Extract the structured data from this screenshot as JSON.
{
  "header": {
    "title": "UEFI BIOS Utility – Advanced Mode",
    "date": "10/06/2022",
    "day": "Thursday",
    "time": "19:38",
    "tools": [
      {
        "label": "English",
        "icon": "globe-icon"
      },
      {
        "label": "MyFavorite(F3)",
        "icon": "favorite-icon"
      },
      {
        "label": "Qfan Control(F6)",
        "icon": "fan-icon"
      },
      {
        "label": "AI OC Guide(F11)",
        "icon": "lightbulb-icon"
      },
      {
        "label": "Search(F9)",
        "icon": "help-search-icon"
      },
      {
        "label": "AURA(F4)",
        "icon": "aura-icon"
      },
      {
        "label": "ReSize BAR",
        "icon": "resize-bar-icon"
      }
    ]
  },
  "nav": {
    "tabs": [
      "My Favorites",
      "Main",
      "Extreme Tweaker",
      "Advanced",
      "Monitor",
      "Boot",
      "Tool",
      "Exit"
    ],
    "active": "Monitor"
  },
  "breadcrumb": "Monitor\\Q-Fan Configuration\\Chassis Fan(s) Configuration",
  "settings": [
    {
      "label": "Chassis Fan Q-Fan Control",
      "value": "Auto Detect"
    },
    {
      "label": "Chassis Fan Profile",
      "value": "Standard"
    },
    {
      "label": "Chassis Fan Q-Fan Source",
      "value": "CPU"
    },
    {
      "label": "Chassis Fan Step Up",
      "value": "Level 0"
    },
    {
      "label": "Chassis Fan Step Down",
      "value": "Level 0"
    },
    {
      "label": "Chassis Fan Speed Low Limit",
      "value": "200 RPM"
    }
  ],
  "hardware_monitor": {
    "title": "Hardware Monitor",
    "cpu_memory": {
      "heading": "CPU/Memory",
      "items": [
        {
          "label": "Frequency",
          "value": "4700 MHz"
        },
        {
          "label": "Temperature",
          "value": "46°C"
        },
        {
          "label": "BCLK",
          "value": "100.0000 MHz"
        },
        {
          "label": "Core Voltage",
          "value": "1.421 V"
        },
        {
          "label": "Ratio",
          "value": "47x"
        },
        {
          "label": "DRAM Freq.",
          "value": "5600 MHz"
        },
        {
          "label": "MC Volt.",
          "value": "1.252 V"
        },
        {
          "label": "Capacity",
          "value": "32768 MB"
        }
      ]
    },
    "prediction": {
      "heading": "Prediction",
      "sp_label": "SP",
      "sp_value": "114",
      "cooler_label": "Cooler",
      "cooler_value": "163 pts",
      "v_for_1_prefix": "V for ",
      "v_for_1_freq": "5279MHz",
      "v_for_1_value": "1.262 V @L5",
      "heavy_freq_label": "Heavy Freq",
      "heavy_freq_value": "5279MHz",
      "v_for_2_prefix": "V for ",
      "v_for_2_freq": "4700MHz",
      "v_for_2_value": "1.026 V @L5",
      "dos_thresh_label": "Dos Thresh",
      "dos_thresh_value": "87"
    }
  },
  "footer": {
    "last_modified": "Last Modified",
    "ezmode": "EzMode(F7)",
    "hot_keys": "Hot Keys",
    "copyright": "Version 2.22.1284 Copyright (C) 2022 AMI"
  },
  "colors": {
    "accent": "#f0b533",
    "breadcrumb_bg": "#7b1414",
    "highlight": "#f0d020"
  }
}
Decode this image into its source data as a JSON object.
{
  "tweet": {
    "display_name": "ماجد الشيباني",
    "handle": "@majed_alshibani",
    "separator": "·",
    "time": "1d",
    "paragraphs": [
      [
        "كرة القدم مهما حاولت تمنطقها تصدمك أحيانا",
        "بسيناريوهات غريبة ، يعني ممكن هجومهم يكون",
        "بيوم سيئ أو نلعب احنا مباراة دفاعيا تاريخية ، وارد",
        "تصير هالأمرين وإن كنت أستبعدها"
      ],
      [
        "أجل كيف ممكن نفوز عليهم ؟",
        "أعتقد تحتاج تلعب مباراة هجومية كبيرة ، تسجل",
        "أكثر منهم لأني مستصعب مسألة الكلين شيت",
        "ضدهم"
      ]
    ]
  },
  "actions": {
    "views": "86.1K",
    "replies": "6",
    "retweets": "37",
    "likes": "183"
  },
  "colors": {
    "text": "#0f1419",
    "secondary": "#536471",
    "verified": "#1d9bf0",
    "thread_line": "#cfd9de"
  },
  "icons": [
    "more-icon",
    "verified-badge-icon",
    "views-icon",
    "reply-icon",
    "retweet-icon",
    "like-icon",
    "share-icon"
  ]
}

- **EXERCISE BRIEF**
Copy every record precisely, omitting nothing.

- **RESPONSE FOR THIS EXERCISE**
Extract the structured data from this screenshot as JSON.
{
  "header": {
    "title": "UEFI BIOS Utility – Advanced Mode",
    "date": "10/06/2022",
    "day": "Thursday",
    "time": "19:38",
    "tools": [
      {
        "label": "English",
        "icon": "globe-icon"
      },
      {
        "label": "MyFavorite(F3)",
        "icon": "favorite-icon"
      },
      {
        "label": "Qfan Control(F6)",
        "icon": "fan-icon"
      },
      {
        "label": "AI OC Guide(F11)",
        "icon": "lightbulb-icon"
      },
      {
        "label": "Search(F9)",
        "icon": "help-search-icon"
      },
      {
        "label": "AURA(F4)",
        "icon": "aura-icon"
      },
      {
        "label": "ReSize BAR",
        "icon": "resize-bar-icon"
      }
    ]
  },
  "nav": {
    "tabs": [
      "My Favorites",
      "Main",
      "Extreme Tweaker",
      "Advanced",
      "Monitor",
      "Boot",
      "Tool",
      "Exit"
    ],
    "active": "Monitor"
  },
  "breadcrumb": "Monitor\\Q-Fan Configuration\\Chassis Fan(s) Configuration",
  "settings": [
    {
      "label": "Chassis Fan Q-Fan Control",
      "value": "Auto Detect"
    },
    {
      "label": "Chassis Fan Profile",
      "value": "Standard"
    },
    {
      "label": "Chassis Fan Q-Fan Source",
      "value": "CPU"
    },
    {
      "label": "Chassis Fan Step Up",
      "value": "Level 0"
    },
    {
      "label": "Chassis Fan Step Down",
      "value": "Level 0"
    },
    {
      "label": "Chassis Fan Speed Low Limit",
      "value": "200 RPM"
    }
  ],
  "hardware_monitor": {
    "title": "Hardware Monitor",
    "cpu_memory": {
      "heading": "CPU/Memory",
      "items": [
        {
          "label": "Frequency",
          "value": "4700 MHz"
        },
        {
          "label": "Temperature",
          "value": "46°C"
        },
        {
          "label": "BCLK",
          "value": "100.0000 MHz"
        },
        {
          "label": "Core Voltage",
          "value": "1.421 V"
        },
        {
          "label": "Ratio",
          "value": "47x"
        },
        {
          "label": "DRAM Freq.",
          "value": "5600 MHz"
        },
        {
          "label": "MC Volt.",
          "value": "1.252 V"
        },
        {
          "label": "Capacity",
          "value": "32768 MB"
        }
      ]
    },
    "prediction": {
      "heading": "Prediction",
      "sp_label": "SP",
      "sp_value": "114",
      "cooler_label": "Cooler",
      "cooler_value": "163 pts",
      "v_for_1_prefix": "V for ",
      "v_for_1_freq": "5279MHz",
      "v_for_1_value": "1.262 V @L5",
      "heavy_freq_label": "Heavy Freq",
      "heavy_freq_value": "5279MHz",
      "v_for_2_prefix": "V for ",
      "v_for_2_freq": "4700MHz",
      "v_for_2_value": "1.026 V @L5",
      "dos_thresh_label": "Dos Thresh",
      "dos_thresh_value": "87"
    }
  },
  "footer": {
    "last_modified": "Last Modified",
    "ezmode": "EzMode(F7)",
    "hot_keys": "Hot Keys",
    "copyright": "Version 2.22.1284 Copyright (C) 2022 AMI"
  },
  "colors": {
    "accent": "#f0b533",
    "breadcrumb_bg": "#7b1414",
    "highlight": "#f0d020"
  }
}
Decode this image into its source data as a JSON object.
{
  "tweet": {
    "display_name": "ماجد الشيباني",
    "handle": "@majed_alshibani",
    "separator": "·",
    "time": "1d",
    "paragraphs": [
      [
        "كرة القدم مهما حاولت تمنطقها تصدمك أحيانا",
        "بسيناريوهات غريبة ، يعني ممكن هجومهم يكون",
        "بيوم سيئ أو نلعب احنا مباراة دفاعيا تاريخية ، وارد",
        "تصير هالأمرين وإن كنت أستبعدها"
      ],
      [
        "أجل كيف ممكن نفوز عليهم ؟",
        "أعتقد تحتاج تلعب مباراة هجومية كبيرة ، تسجل",
        "أكثر منهم لأني مستصعب مسألة الكلين شيت",
        "ضدهم"
      ]
    ]
  },
  "actions": {
    "views": "86.1K",
    "replies": "6",
    "retweets": "37",
    "likes": "183"
  },
  "colors": {
    "text": "#0f1419",
    "secondary": "#536471",
    "verified": "#1d9bf0",
    "thread_line": "#cfd9de"
  },
  "icons": [
    "more-icon",
    "verified-badge-icon",
    "views-icon",
    "reply-icon",
    "retweet-icon",
    "like-icon",
    "share-icon"
  ]
}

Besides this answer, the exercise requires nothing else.